“I suppose some actors would consider it a gimmick, but to me, it was just a way to create that reality, that environment that blindness has to live in,” says Nolte. “It allowed me to feel more honest about it as an actor.”

“Honest” may not be the first word you think of when Nolte’s name comes up (he’s famous for making whole stories up when being interviewed by reporters who annoy him by asking the same questions over and over again), but on this day, he’s refreshingly candid. Asked if there’s a woman in his life, he says, “occasionally.” He then goes on to say that with three ex-wives and a grown son who lives in France, he can’t see getting married again. “I just don’t know if there’s really a necessity for it. It’s an attempt to put permanence on something that’s impermanent. It’s very difficult to run against nature. It was one thing in 1784 when the average life span of a woman was 23 years and men lived to be about 40, but that’s not the case anymore.”

Now 64, Nolte takes human growth hormone and testosterone as antiaging therapy. He shoots the HGH into his stomach and the testosterone into his buttocks. He doesn’t buy into the conventional wisdom that increasing testosterone in your 60s increases the risk of prostate cancer, as much medical research indicates.

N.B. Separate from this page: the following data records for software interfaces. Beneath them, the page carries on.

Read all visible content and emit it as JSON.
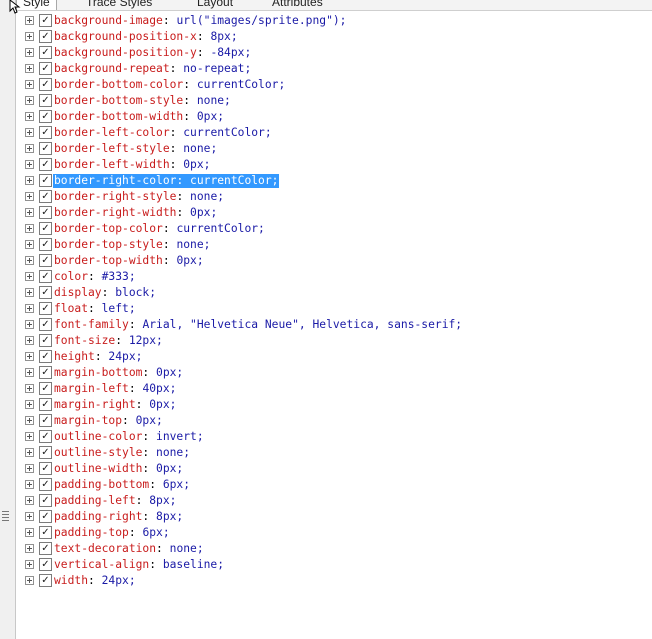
{
  "tabs": [
    "Style",
    "Trace Styles",
    "Layout",
    "Attributes"
  ],
  "checkmark": "✓",
  "properties": [
    {
      "name": "background-image",
      "value": "url(\"images/sprite.png\");"
    },
    {
      "name": "background-position-x",
      "value": "8px;"
    },
    {
      "name": "background-position-y",
      "value": "-84px;"
    },
    {
      "name": "background-repeat",
      "value": "no-repeat;"
    },
    {
      "name": "border-bottom-color",
      "value": "currentColor;"
    },
    {
      "name": "border-bottom-style",
      "value": "none;"
    },
    {
      "name": "border-bottom-width",
      "value": "0px;"
    },
    {
      "name": "border-left-color",
      "value": "currentColor;"
    },
    {
      "name": "border-left-style",
      "value": "none;"
    },
    {
      "name": "border-left-width",
      "value": "0px;"
    },
    {
      "name": "border-right-color",
      "value": "currentColor;",
      "selected": true
    },
    {
      "name": "border-right-style",
      "value": "none;"
    },
    {
      "name": "border-right-width",
      "value": "0px;"
    },
    {
      "name": "border-top-color",
      "value": "currentColor;"
    },
    {
      "name": "border-top-style",
      "value": "none;"
    },
    {
      "name": "border-top-width",
      "value": "0px;"
    },
    {
      "name": "color",
      "value": "#333;"
    },
    {
      "name": "display",
      "value": "block;"
    },
    {
      "name": "float",
      "value": "left;"
    },
    {
      "name": "font-family",
      "value": "Arial, \"Helvetica Neue\", Helvetica, sans-serif;"
    },
    {
      "name": "font-size",
      "value": "12px;"
    },
    {
      "name": "height",
      "value": "24px;"
    },
    {
      "name": "margin-bottom",
      "value": "0px;"
    },
    {
      "name": "margin-left",
      "value": "40px;"
    },
    {
      "name": "margin-right",
      "value": "0px;"
    },
    {
      "name": "margin-top",
      "value": "0px;"
    },
    {
      "name": "outline-color",
      "value": "invert;"
    },
    {
      "name": "outline-style",
      "value": "none;"
    },
    {
      "name": "outline-width",
      "value": "0px;"
    },
    {
      "name": "padding-bottom",
      "value": "6px;"
    },
    {
      "name": "padding-left",
      "value": "8px;"
    },
    {
      "name": "padding-right",
      "value": "8px;"
    },
    {
      "name": "padding-top",
      "value": "6px;"
    },
    {
      "name": "text-decoration",
      "value": "none;"
    },
    {
      "name": "vertical-align",
      "value": "baseline;"
    },
    {
      "name": "width",
      "value": "24px;"
    }
  ]
}
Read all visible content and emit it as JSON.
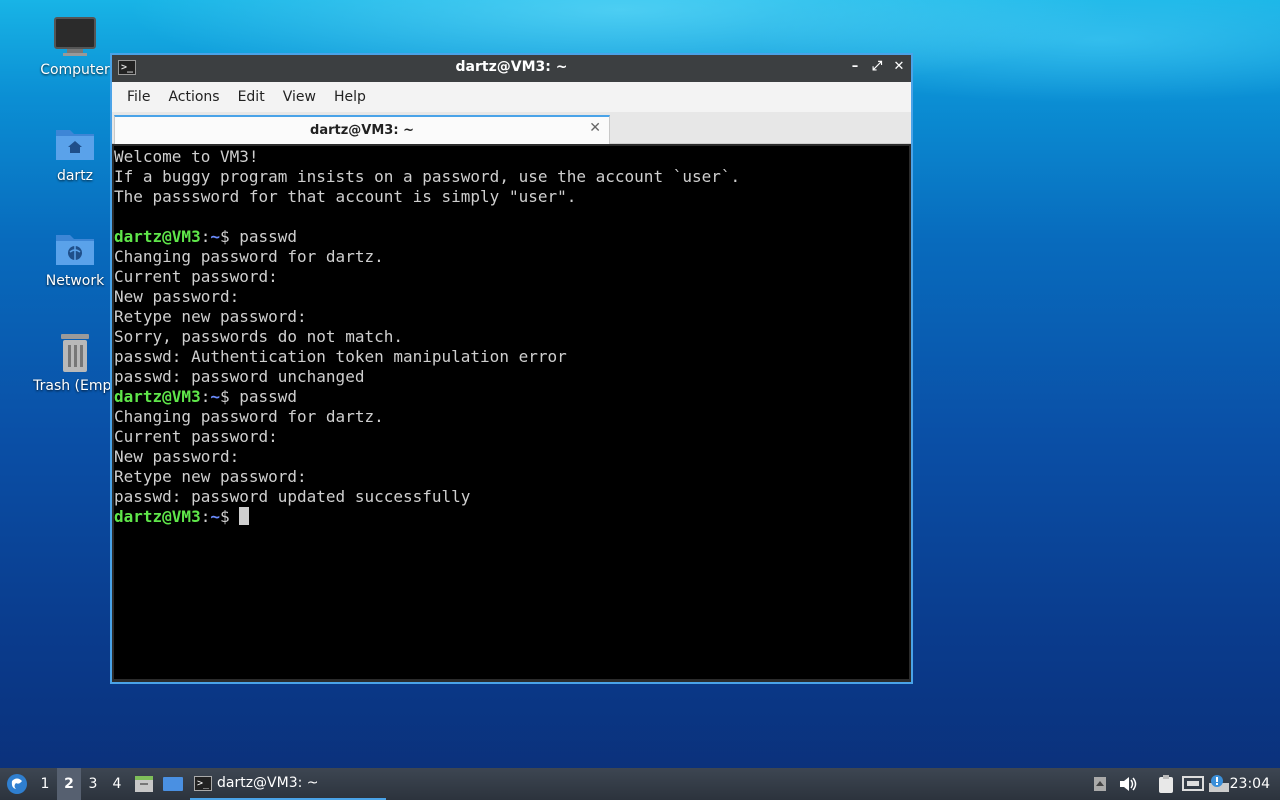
{
  "desktop": {
    "icons": [
      {
        "label": "Computer",
        "icon": "monitor-icon"
      },
      {
        "label": "dartz",
        "icon": "home-folder-icon"
      },
      {
        "label": "Network",
        "icon": "network-folder-icon"
      },
      {
        "label": "Trash (Empt",
        "icon": "trash-icon"
      }
    ]
  },
  "window": {
    "title": "dartz@VM3: ~",
    "controls": {
      "minimize": "–",
      "maximize": "⤢",
      "close": "✕"
    },
    "menu": [
      "File",
      "Actions",
      "Edit",
      "View",
      "Help"
    ],
    "tab": {
      "label": "dartz@VM3: ~",
      "close": "✕"
    }
  },
  "terminal": {
    "lines": [
      {
        "text": "Welcome to VM3!"
      },
      {
        "text": "If a buggy program insists on a password, use the account `user`."
      },
      {
        "text": "The passsword for that account is simply \"user\"."
      },
      {
        "text": ""
      },
      {
        "prompt_user": "dartz@VM3",
        "prompt_sep": ":",
        "prompt_path": "~",
        "prompt_end": "$ ",
        "text": "passwd"
      },
      {
        "text": "Changing password for dartz."
      },
      {
        "text": "Current password:"
      },
      {
        "text": "New password:"
      },
      {
        "text": "Retype new password:"
      },
      {
        "text": "Sorry, passwords do not match."
      },
      {
        "text": "passwd: Authentication token manipulation error"
      },
      {
        "text": "passwd: password unchanged"
      },
      {
        "prompt_user": "dartz@VM3",
        "prompt_sep": ":",
        "prompt_path": "~",
        "prompt_end": "$ ",
        "text": "passwd"
      },
      {
        "text": "Changing password for dartz."
      },
      {
        "text": "Current password:"
      },
      {
        "text": "New password:"
      },
      {
        "text": "Retype new password:"
      },
      {
        "text": "passwd: password updated successfully"
      },
      {
        "prompt_user": "dartz@VM3",
        "prompt_sep": ":",
        "prompt_path": "~",
        "prompt_end": "$ ",
        "text": "",
        "cursor": true
      }
    ]
  },
  "taskbar": {
    "workspaces": [
      "1",
      "2",
      "3",
      "4"
    ],
    "active_workspace": "2",
    "task_label": "dartz@VM3: ~",
    "clock": "23:04",
    "colors": {
      "accent": "#4aa3e8",
      "prompt_user": "#5fe64a",
      "prompt_path": "#6b8cff"
    }
  }
}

“That’s a farce,” he says. “That’s fake. I’ve talked to Italy, I’ve talked to Sweden, I’ve talked to Germany, almost all the European countries and some Asian countries as well. Do you know there are places in the world where there is no prostate cancer? Here they just want to rip ’em out as fast as possible.

“Look,” he says, lighting up a cigarette. “I’m not talking about taking large amounts of testosterone to increase muscle mass. I’m just talking about putting yourself back into the normal range because your testosterone levels start dropping at the age of 20. This stuff with stem cells is totally outrageous. Somebody’s gotten the idea that a stem cell can be a human being. It’s just misinformation and President Bush is half-assed backward on this. He has no understanding and I can guarantee you he’ll be doing stem cells and growth hormone in the future himself.

“I’m just trying to be as healthy as I can,” he continues, stamping out the cigarette. “You know? To be 65 and move around.”